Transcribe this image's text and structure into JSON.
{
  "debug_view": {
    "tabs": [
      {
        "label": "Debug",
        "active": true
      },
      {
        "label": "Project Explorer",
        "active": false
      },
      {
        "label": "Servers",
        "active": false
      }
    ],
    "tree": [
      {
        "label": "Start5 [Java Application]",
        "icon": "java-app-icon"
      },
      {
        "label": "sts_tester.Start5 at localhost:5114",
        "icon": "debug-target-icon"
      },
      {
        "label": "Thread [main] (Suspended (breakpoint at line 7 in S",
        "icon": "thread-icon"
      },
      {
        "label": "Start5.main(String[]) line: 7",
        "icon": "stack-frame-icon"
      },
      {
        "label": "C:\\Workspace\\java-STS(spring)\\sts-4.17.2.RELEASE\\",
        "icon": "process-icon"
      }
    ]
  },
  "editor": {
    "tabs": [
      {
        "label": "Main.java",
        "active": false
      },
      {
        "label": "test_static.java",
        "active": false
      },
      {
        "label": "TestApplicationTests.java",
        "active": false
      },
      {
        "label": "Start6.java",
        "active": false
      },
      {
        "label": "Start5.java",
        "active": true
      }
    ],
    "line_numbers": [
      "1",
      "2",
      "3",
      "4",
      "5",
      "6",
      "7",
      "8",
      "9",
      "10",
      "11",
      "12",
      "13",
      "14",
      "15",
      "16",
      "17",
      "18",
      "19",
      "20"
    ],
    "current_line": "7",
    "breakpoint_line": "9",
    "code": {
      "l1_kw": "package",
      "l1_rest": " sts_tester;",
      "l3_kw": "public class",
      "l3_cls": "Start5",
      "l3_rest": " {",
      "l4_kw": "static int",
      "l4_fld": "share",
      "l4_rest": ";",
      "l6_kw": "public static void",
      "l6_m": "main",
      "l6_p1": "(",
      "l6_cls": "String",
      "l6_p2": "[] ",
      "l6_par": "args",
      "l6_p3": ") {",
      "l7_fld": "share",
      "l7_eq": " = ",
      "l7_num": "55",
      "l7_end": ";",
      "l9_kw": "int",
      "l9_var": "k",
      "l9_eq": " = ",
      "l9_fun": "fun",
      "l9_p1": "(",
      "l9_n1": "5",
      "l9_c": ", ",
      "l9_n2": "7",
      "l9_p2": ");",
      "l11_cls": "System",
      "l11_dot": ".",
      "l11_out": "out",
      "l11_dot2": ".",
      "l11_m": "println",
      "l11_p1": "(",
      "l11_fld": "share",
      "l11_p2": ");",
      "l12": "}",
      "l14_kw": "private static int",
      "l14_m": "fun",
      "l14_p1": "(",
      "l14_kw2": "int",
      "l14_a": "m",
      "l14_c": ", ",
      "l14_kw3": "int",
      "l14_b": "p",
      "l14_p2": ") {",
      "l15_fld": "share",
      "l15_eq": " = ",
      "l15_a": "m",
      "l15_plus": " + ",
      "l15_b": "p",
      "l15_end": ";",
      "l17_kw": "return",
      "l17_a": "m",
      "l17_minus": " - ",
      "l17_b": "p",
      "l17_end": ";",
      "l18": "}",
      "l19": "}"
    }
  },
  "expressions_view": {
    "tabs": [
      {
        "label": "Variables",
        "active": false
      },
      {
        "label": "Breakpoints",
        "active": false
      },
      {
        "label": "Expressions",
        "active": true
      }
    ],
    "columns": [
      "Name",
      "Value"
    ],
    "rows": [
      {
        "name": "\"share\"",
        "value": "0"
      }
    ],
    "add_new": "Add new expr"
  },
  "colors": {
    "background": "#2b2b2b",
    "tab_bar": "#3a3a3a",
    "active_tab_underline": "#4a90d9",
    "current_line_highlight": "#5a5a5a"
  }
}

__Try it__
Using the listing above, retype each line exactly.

__Answer space__
Transcribe this image's text and structure into JSON.
{
  "debug_view": {
    "tabs": [
      {
        "label": "Debug",
        "active": true
      },
      {
        "label": "Project Explorer",
        "active": false
      },
      {
        "label": "Servers",
        "active": false
      }
    ],
    "tree": [
      {
        "label": "Start5 [Java Application]",
        "icon": "java-app-icon"
      },
      {
        "label": "sts_tester.Start5 at localhost:5114",
        "icon": "debug-target-icon"
      },
      {
        "label": "Thread [main] (Suspended (breakpoint at line 7 in S",
        "icon": "thread-icon"
      },
      {
        "label": "Start5.main(String[]) line: 7",
        "icon": "stack-frame-icon"
      },
      {
        "label": "C:\\Workspace\\java-STS(spring)\\sts-4.17.2.RELEASE\\",
        "icon": "process-icon"
      }
    ]
  },
  "editor": {
    "tabs": [
      {
        "label": "Main.java",
        "active": false
      },
      {
        "label": "test_static.java",
        "active": false
      },
      {
        "label": "TestApplicationTests.java",
        "active": false
      },
      {
        "label": "Start6.java",
        "active": false
      },
      {
        "label": "Start5.java",
        "active": true
      }
    ],
    "line_numbers": [
      "1",
      "2",
      "3",
      "4",
      "5",
      "6",
      "7",
      "8",
      "9",
      "10",
      "11",
      "12",
      "13",
      "14",
      "15",
      "16",
      "17",
      "18",
      "19",
      "20"
    ],
    "current_line": "7",
    "breakpoint_line": "9",
    "code": {
      "l1_kw": "package",
      "l1_rest": " sts_tester;",
      "l3_kw": "public class",
      "l3_cls": "Start5",
      "l3_rest": " {",
      "l4_kw": "static int",
      "l4_fld": "share",
      "l4_rest": ";",
      "l6_kw": "public static void",
      "l6_m": "main",
      "l6_p1": "(",
      "l6_cls": "String",
      "l6_p2": "[] ",
      "l6_par": "args",
      "l6_p3": ") {",
      "l7_fld": "share",
      "l7_eq": " = ",
      "l7_num": "55",
      "l7_end": ";",
      "l9_kw": "int",
      "l9_var": "k",
      "l9_eq": " = ",
      "l9_fun": "fun",
      "l9_p1": "(",
      "l9_n1": "5",
      "l9_c": ", ",
      "l9_n2": "7",
      "l9_p2": ");",
      "l11_cls": "System",
      "l11_dot": ".",
      "l11_out": "out",
      "l11_dot2": ".",
      "l11_m": "println",
      "l11_p1": "(",
      "l11_fld": "share",
      "l11_p2": ");",
      "l12": "}",
      "l14_kw": "private static int",
      "l14_m": "fun",
      "l14_p1": "(",
      "l14_kw2": "int",
      "l14_a": "m",
      "l14_c": ", ",
      "l14_kw3": "int",
      "l14_b": "p",
      "l14_p2": ") {",
      "l15_fld": "share",
      "l15_eq": " = ",
      "l15_a": "m",
      "l15_plus": " + ",
      "l15_b": "p",
      "l15_end": ";",
      "l17_kw": "return",
      "l17_a": "m",
      "l17_minus": " - ",
      "l17_b": "p",
      "l17_end": ";",
      "l18": "}",
      "l19": "}"
    }
  },
  "expressions_view": {
    "tabs": [
      {
        "label": "Variables",
        "active": false
      },
      {
        "label": "Breakpoints",
        "active": false
      },
      {
        "label": "Expressions",
        "active": true
      }
    ],
    "columns": [
      "Name",
      "Value"
    ],
    "rows": [
      {
        "name": "\"share\"",
        "value": "0"
      }
    ],
    "add_new": "Add new expr"
  },
  "colors": {
    "background": "#2b2b2b",
    "tab_bar": "#3a3a3a",
    "active_tab_underline": "#4a90d9",
    "current_line_highlight": "#5a5a5a"
  }
}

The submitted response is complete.